How was the tutorial created? Faculty from various disciplines provided examples and subject specific cases that were helpful in the development of the content.  When the student focus group met, students offered suggestions on how the tutorial should look and feel. The tutorial incorporates both videos and photographs to enhance its visual appeal. 

The student focus group also included the student’s thoughts on how to best help other students with the issue of academic integrity.  The student group stated that students often do not realize that violations of academic integrity include more than cheating and that we need to educate students about the databases offered through the University Libraries because some students think everything is available on the Internet.
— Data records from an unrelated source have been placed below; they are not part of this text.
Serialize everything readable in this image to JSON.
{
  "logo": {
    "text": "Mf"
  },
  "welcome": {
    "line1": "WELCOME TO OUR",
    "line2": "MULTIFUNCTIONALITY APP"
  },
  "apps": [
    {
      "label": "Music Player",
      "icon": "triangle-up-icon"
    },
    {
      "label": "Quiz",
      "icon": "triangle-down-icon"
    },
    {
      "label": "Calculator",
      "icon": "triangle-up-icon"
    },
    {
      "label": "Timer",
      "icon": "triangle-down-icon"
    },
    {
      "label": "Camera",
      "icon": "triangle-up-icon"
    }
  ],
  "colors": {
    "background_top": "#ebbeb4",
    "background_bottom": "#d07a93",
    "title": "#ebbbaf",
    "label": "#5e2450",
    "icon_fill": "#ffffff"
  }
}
Focus group students also felt that the tutorial should stress the possibility of approaching a professor for help when needed.  As one student suggested “tell students if they’re in a real bind and are tempted to cheat, they should come and talk to the teacher.”

The one hour tutorial begins with an introduction of academic integrity as a cornerstone of good scholarship and helping students understand the basic rules.  Continuing through the tutorial, students will understand the proper way to cite and acknowledge sources with a focus on careful note-taking, paraphrasing and quoting.  Next, students will address the ethics of collaborative work and research as well as how to plan for research.  The use of scholarly resources is explained and highlighted.  Lastly, the tutorial provides links for future reference. 

This tutorial strives to give incoming BC students a very clear idea about what academic integrity is, how it relates to the work they will be doing at BC, and how, the better they understand the integrity issue, the more closely they will be entering an exciting intellectual conversation during their time at BC.  

Margaret CohenMargaret Cohen is the Head Librarian for the Educational Resources Center


Photo: Stephen Vedder